The tentative dates for the Cincinnati exhibition are June 18 to Sept. 11, 2016. Other cities planning to present the exhibit are Scottsdale, Ariz., Orlando, Fla., Palm Springs, Calif., and Marquette, Mich. (home of Northern Michigan University).
National Gallery, the latest film by the great American documentarian Frederick Wiseman, will get a free screening at Cincinnati Art Museum at 1 p.m. on Jan. 25, 2015. No tickets or advance reservations are required.
Typical of Wiseman’s inquisitively reportorial and humanistic work, this carefully and thoughtfully takes viewers inside the world of London’s National Gallery — one of the world’s finest museums. The film is three hours long.
Wiseman, who is 84, has been making films that carefully examine societal institutions — cultural, social, educational, medical and political — since his 1967 landmark Titicut Follies, about life inside the Bridgewater State Hospital for the criminally insane in Massachusetts.
His much-lauded more recent films — which did not have a showcase theatrical screening in Cincinnati — include last year’s At Berkeley and 2009’s La Danse, about the Paris Opera Ballet.
That National Gallery will be presented in a theater here — the art museum’s auditorium holds some 300 — shows the ambition of the museum’s associate photography curator, Brian Sholis, to offer more and a wider variety of films as part of his programming.

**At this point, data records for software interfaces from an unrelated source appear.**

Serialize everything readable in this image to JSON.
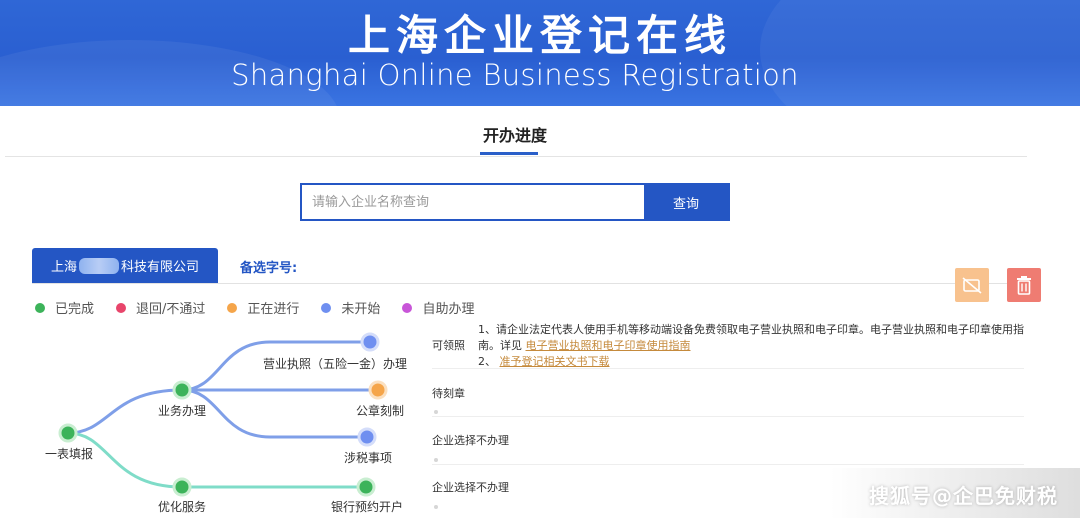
{
  "banner": {
    "title": "上海企业登记在线",
    "subtitle": "Shanghai Online Business Registration"
  },
  "page": {
    "title": "开办进度"
  },
  "search": {
    "placeholder": "请输入企业名称查询",
    "button_label": "查询"
  },
  "company_tab": {
    "prefix": "上海",
    "suffix": "科技有限公司"
  },
  "alt_name_label": "备选字号:",
  "actions": {
    "cancel_icon": "no-camera-icon",
    "delete_icon": "trash-icon",
    "cancel_color": "#f8c28e",
    "delete_color": "#ef7c72"
  },
  "legend": [
    {
      "label": "已完成",
      "color": "#3cb35a"
    },
    {
      "label": "退回/不通过",
      "color": "#e8456b"
    },
    {
      "label": "正在进行",
      "color": "#f5a54a"
    },
    {
      "label": "未开始",
      "color": "#6f8ff0"
    },
    {
      "label": "自助办理",
      "color": "#c855d8"
    }
  ],
  "flow": {
    "root": "一表填报",
    "business": "业务办理",
    "optimize": "优化服务",
    "license": "营业执照（五险一金）办理",
    "seal": "公章刻制",
    "tax": "涉税事项",
    "bank": "银行预约开户"
  },
  "status": {
    "license_status": "可领照",
    "license_detail_1": "1、请企业法定代表人使用手机等移动端设备免费领取电子营业执照和电子印章。电子营业执照和电子印章使用指南。详见",
    "license_link_1": "电子营业执照和电子印章使用指南",
    "license_detail_2_prefix": "2、",
    "license_link_2": "准予登记相关文书下载",
    "seal_status": "待刻章",
    "tax_status": "企业选择不办理",
    "bank_status": "企业选择不办理"
  },
  "watermark": "搜狐号@企巴免财税"
}
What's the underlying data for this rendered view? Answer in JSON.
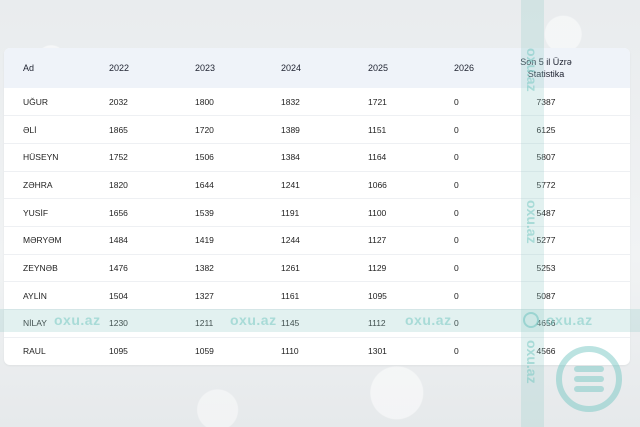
{
  "table": {
    "headers": [
      "Ad",
      "2022",
      "2023",
      "2024",
      "2025",
      "2026",
      "Son 5 il Üzrə Statistika"
    ],
    "rows": [
      [
        "UĞUR",
        "2032",
        "1800",
        "1832",
        "1721",
        "0",
        "7387"
      ],
      [
        "ƏLİ",
        "1865",
        "1720",
        "1389",
        "1151",
        "0",
        "6125"
      ],
      [
        "HÜSEYN",
        "1752",
        "1506",
        "1384",
        "1164",
        "0",
        "5807"
      ],
      [
        "ZƏHRA",
        "1820",
        "1644",
        "1241",
        "1066",
        "0",
        "5772"
      ],
      [
        "YUSİF",
        "1656",
        "1539",
        "1191",
        "1100",
        "0",
        "5487"
      ],
      [
        "MƏRYƏM",
        "1484",
        "1419",
        "1244",
        "1127",
        "0",
        "5277"
      ],
      [
        "ZEYNƏB",
        "1476",
        "1382",
        "1261",
        "1129",
        "0",
        "5253"
      ],
      [
        "AYLİN",
        "1504",
        "1327",
        "1161",
        "1095",
        "0",
        "5087"
      ],
      [
        "NİLAY",
        "1230",
        "1211",
        "1145",
        "1112",
        "0",
        "4656"
      ],
      [
        "RAUL",
        "1095",
        "1059",
        "1110",
        "1301",
        "0",
        "4566"
      ]
    ]
  },
  "watermark": {
    "text": "oxu.az",
    "color": "#78c8c3"
  }
}
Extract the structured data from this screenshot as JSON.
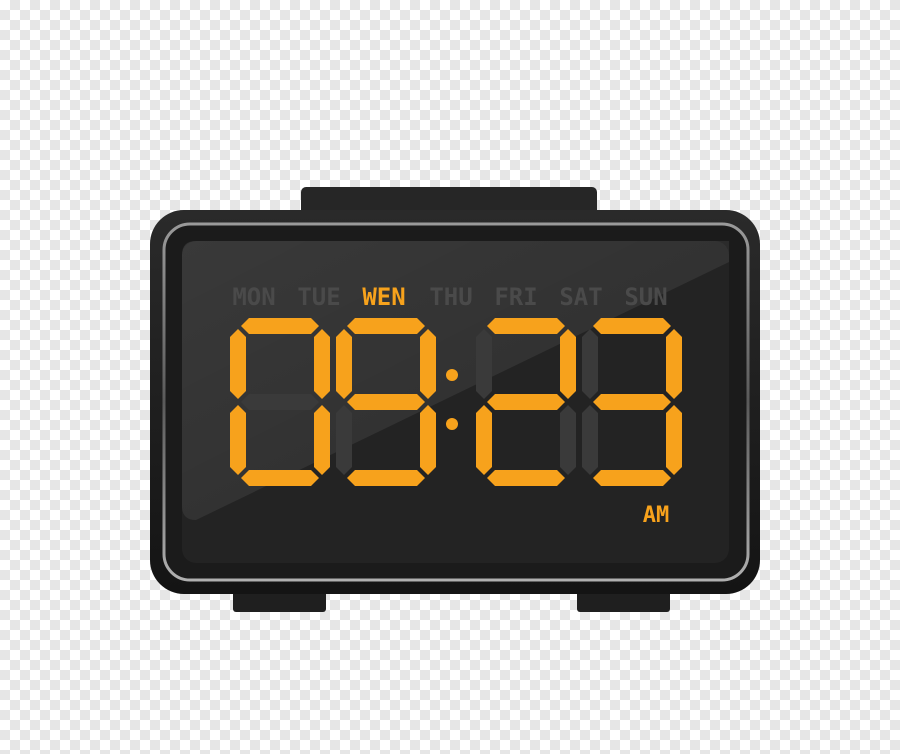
{
  "clock": {
    "time": "09:23",
    "hours": "09",
    "minutes": "23",
    "meridiem": "AM",
    "days": [
      "MON",
      "TUE",
      "WEN",
      "THU",
      "FRI",
      "SAT",
      "SUN"
    ],
    "active_day": "WEN"
  },
  "colors": {
    "segment_on": "#f7a21c",
    "segment_off": "#3a3a3a",
    "day_off": "#4a4a4a",
    "screen": "#232323",
    "body": "#1a1a1a",
    "bezel": "#8c8c8c"
  }
}
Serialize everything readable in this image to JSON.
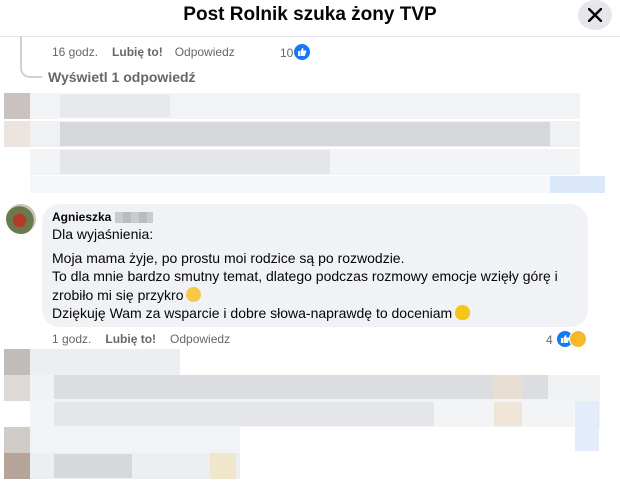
{
  "header": {
    "title": "Post Rolnik szuka żony TVP",
    "close_icon": "close-icon"
  },
  "first_comment": {
    "time": "16 godz.",
    "like_label": "Lubię to!",
    "reply_label": "Odpowiedz",
    "reaction_count": "10",
    "view_replies": "Wyświetl 1 odpowiedź"
  },
  "main_comment": {
    "author": "Agnieszka",
    "lines": [
      "Dla wyjaśnienia:",
      "Moja mama żyje, po prostu moi rodzice są po rozwodzie.",
      "To dla mnie bardzo smutny temat, dlatego podczas rozmowy emocje wzięły górę i",
      "zrobiło mi się przykro",
      "Dziękuję Wam za wsparcie i dobre słowa-naprawdę to doceniam"
    ],
    "time": "1 godz.",
    "like_label": "Lubię to!",
    "reply_label": "Odpowiedz",
    "reaction_count": "4",
    "sad_emoji": "sad-face-emoji",
    "heart_emoji": "yellow-heart-emoji"
  },
  "colors": {
    "accent": "#1877f2",
    "bubble": "#f0f2f5",
    "muted_text": "#65676b"
  }
}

A lower-profile (compared to National Gallery) presentation last Sunday of a new documentary about digital photography, Harvey Wang’s From Darkroom to Daylight, brought a surprisingly good turnout of 55 people to the art museum’s library.